Yes, Apple's "ultra-secure" Face ID security for the iPhone X is not as secure as the company claimed during its launch event in September this year.
"Apple engineering teams have even gone and worked with professional mask makers and makeup artists in Hollywood to protect against these attempts to beat Face ID," Apple's senior VP of worldwide marketing Phil Schiller said about Face ID system during the event.
"These are actual masks used by the engineering team to train the neural network to protect against them in Face ID."However, the bad news is that researchers from Vietnamese cybersecurity firm Bkav were able to unlock the iPhone X using a mask.
Yes, Bkav researchers have a better option than holding it up to your face while you sleep.
Bkav researchers re-created the owner's face through a combination of 3D printed mask, makeup, and 2D images with some "special processing done on the cheeks and around the face, where there are large skin areas" and the nose is created from silicone.

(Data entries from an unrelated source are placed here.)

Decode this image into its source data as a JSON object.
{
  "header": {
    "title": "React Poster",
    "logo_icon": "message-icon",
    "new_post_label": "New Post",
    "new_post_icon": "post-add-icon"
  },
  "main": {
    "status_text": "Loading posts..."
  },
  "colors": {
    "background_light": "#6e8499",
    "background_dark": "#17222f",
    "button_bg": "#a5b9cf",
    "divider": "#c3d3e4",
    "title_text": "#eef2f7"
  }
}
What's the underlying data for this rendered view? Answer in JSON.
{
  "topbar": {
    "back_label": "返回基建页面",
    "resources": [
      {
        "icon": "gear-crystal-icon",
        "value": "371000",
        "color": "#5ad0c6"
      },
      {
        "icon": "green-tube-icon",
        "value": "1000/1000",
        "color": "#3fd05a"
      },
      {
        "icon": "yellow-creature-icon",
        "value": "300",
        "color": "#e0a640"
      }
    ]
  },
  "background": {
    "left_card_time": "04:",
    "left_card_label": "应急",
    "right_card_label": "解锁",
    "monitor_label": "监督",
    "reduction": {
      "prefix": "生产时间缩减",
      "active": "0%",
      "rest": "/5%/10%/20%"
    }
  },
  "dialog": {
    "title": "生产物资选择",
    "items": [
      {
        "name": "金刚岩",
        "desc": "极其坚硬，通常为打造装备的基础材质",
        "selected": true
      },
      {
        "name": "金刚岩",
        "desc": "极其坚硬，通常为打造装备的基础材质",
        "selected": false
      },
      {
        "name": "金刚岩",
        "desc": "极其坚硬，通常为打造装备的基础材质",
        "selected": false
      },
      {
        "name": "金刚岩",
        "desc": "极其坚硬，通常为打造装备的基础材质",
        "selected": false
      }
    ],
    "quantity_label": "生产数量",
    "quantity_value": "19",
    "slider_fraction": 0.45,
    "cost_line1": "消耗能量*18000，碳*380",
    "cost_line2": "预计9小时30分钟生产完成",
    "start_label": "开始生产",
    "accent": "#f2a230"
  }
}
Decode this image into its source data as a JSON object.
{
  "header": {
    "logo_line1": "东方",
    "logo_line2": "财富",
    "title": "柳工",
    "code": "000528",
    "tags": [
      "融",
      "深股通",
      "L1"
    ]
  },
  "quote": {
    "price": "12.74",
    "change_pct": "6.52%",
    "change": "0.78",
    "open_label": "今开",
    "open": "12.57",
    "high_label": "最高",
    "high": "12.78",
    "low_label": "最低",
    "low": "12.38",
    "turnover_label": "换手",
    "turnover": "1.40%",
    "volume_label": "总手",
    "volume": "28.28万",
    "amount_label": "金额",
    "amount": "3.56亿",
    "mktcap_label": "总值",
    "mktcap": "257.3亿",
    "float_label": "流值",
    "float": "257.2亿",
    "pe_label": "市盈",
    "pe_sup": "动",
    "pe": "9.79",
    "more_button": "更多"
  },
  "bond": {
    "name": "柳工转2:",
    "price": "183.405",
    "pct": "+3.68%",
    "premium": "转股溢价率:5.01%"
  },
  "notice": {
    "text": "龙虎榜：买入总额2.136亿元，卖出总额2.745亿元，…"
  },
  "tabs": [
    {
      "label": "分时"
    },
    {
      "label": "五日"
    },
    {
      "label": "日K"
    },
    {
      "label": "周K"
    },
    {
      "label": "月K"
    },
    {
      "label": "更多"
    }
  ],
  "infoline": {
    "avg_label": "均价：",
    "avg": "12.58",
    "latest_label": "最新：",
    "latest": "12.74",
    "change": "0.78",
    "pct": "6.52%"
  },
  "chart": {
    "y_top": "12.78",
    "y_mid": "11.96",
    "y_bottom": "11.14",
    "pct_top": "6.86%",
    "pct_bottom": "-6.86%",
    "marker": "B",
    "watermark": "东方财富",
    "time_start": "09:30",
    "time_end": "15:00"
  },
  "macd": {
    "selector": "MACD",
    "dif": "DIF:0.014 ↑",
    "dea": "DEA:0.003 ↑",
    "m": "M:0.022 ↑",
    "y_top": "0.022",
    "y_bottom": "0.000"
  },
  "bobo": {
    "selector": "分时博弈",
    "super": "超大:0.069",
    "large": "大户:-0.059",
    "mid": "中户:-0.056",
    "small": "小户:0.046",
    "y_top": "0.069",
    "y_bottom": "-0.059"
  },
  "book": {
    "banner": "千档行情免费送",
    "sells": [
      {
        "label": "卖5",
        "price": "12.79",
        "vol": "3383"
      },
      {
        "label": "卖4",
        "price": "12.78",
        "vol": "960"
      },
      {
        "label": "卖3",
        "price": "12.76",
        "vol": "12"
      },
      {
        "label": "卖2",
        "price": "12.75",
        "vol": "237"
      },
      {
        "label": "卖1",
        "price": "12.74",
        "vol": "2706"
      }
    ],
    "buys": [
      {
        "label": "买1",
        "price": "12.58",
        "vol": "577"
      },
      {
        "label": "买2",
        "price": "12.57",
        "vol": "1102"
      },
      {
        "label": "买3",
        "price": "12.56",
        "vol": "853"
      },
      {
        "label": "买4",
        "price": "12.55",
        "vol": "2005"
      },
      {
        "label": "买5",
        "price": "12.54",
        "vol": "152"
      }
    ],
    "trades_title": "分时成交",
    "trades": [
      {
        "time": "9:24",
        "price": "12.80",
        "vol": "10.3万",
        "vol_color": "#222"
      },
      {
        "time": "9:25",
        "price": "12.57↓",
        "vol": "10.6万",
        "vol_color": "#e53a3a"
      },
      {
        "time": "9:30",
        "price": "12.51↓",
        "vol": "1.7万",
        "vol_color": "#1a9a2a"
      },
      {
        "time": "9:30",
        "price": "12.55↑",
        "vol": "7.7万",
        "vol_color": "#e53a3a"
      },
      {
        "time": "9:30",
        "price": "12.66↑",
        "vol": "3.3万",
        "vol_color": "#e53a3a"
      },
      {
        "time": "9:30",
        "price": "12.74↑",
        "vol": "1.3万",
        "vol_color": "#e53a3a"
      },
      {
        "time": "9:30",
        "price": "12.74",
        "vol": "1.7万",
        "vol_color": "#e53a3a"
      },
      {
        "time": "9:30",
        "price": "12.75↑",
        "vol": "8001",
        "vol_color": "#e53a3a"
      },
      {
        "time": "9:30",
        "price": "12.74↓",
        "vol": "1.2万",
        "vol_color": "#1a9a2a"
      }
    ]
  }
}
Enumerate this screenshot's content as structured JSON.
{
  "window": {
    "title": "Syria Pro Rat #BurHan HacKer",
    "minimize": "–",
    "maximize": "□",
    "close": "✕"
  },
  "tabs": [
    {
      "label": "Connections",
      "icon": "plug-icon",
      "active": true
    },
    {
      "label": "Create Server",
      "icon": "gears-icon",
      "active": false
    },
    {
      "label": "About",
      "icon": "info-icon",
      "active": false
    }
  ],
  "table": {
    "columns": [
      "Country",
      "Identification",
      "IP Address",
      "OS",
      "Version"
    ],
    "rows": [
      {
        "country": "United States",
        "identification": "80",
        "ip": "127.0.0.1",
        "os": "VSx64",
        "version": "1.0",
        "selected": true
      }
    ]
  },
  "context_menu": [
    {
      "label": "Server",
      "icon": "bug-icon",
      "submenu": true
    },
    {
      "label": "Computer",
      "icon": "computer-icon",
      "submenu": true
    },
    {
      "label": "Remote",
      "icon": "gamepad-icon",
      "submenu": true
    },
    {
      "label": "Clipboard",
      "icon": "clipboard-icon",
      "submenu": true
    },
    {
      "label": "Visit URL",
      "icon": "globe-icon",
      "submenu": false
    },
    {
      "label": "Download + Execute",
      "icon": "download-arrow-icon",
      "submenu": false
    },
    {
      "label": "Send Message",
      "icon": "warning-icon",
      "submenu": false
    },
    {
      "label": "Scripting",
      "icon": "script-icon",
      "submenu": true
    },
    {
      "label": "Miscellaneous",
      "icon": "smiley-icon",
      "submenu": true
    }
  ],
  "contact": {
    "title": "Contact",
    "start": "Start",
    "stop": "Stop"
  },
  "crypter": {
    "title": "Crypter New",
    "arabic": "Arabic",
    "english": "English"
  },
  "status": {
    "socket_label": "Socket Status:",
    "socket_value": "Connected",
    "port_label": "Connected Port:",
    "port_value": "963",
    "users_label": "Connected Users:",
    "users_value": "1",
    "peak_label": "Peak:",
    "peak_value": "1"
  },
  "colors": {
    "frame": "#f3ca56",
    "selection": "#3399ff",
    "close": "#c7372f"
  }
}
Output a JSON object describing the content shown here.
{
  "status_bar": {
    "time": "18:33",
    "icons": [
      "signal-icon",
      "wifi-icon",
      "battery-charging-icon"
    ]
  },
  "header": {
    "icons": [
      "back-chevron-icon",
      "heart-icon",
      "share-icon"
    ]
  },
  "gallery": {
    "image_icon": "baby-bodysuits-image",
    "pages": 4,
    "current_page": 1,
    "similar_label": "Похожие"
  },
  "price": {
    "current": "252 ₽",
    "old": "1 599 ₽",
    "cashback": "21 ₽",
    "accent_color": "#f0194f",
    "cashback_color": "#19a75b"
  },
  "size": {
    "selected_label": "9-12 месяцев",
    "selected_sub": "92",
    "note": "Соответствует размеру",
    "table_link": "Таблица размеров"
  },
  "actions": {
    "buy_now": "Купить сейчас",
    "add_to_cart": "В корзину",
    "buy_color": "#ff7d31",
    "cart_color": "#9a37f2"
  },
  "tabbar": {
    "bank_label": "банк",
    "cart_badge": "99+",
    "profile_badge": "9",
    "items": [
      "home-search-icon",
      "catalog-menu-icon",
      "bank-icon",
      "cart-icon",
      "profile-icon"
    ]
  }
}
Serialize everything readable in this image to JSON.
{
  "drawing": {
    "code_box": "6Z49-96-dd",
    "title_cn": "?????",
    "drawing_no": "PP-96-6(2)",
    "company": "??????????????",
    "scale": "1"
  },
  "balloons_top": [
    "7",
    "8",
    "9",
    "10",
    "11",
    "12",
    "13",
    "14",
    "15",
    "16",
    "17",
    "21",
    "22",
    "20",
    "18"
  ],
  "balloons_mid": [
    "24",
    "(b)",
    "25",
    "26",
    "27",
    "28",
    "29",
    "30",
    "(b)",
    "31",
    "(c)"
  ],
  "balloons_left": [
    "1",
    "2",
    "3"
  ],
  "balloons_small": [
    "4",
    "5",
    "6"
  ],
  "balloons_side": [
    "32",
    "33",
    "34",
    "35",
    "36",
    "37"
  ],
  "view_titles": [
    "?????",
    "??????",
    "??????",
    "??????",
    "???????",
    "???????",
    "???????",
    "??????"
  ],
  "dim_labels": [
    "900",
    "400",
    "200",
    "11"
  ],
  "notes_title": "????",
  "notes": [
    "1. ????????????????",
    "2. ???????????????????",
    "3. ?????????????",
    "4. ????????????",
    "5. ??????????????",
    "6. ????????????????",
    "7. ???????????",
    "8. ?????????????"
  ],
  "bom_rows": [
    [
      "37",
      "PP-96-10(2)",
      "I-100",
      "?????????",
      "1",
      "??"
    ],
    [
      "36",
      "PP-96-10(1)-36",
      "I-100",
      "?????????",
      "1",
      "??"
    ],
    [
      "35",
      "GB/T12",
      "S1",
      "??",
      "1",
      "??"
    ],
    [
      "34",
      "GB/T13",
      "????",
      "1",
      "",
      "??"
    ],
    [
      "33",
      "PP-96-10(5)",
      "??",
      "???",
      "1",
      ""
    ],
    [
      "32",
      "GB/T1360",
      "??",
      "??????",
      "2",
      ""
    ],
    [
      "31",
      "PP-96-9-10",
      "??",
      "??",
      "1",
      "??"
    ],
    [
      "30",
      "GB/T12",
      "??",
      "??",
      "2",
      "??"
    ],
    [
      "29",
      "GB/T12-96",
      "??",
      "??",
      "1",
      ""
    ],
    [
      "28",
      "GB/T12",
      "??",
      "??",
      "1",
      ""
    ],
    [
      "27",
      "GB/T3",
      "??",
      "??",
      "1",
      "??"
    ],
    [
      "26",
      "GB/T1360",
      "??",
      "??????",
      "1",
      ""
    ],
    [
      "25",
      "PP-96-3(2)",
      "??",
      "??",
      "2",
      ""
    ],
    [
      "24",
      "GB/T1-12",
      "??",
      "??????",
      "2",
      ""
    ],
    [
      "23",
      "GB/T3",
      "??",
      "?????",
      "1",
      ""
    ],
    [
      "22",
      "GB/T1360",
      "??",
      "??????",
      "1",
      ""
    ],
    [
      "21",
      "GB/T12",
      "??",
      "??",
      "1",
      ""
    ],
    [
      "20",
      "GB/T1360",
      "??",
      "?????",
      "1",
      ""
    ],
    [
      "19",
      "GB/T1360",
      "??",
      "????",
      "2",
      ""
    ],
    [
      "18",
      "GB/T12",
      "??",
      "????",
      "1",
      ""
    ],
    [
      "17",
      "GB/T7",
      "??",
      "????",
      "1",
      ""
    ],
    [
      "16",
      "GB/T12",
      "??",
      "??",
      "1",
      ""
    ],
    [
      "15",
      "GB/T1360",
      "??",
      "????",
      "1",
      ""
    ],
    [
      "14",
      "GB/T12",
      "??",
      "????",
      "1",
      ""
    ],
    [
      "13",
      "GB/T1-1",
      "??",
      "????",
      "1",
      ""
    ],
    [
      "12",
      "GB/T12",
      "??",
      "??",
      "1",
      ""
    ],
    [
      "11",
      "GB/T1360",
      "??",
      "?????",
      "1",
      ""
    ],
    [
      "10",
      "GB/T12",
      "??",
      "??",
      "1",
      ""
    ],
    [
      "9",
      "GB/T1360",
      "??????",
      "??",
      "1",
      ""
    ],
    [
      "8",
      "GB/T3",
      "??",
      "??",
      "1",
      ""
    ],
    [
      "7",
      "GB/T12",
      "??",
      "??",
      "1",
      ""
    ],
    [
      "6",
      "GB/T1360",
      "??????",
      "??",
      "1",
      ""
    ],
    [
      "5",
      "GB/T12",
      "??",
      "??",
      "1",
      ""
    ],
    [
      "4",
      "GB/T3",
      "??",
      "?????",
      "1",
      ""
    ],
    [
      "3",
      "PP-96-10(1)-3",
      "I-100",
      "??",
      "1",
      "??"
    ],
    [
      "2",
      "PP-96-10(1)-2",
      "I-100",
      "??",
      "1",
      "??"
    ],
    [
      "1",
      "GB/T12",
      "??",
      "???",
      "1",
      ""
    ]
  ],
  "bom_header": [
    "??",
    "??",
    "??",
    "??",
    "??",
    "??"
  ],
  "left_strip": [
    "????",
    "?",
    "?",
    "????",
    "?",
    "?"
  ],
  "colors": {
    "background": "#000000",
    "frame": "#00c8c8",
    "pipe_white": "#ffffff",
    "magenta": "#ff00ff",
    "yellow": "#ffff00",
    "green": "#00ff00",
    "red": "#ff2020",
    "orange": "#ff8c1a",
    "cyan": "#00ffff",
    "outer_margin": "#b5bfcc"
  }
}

"Many people in the world have tried different kinds of masks but all failed. It is because we understand how AI of Face ID works and how to bypass it," an FAQ on the Bkav website said.
"You can try it out with your own iPhone X, the phone shall recognize you even when you cover a half of your face. It means the recognition mechanism is not as strict as you think, Apple seems to rely too much on Face ID's AI. We just need a half face to create the mask. It was even simpler than we ourselves had thought."
Researchers explain that their "proof-of-concept" demo took about five days after they got iPhone X on November 5th. They also said the demo was performed against one of their team member's face without training iPhone X to recognize any components of the mask.
"We used a popular 3D printer. The nose was made by a handmade artist. We use 2D printing for other parts (similar to how we tricked Face Recognition 9 years ago). The skin was also hand-made to trick Apple's AI," the firm said.The security firm said it cost the company around $150 for parts (which did not include a 3D printer), though it did not specify how many attempts its researchers took them to bypass the security of Apple's Face ID.
It should be noted that creating such a mask to unlock someone's iPhone is a time-consuming process and it is not possible to hack into a random person's iPhone.
However, if you prefer privacy and security over convenience, we highly recommend you to use a passcode instead of fingerprint or Face ID to unlock your phone.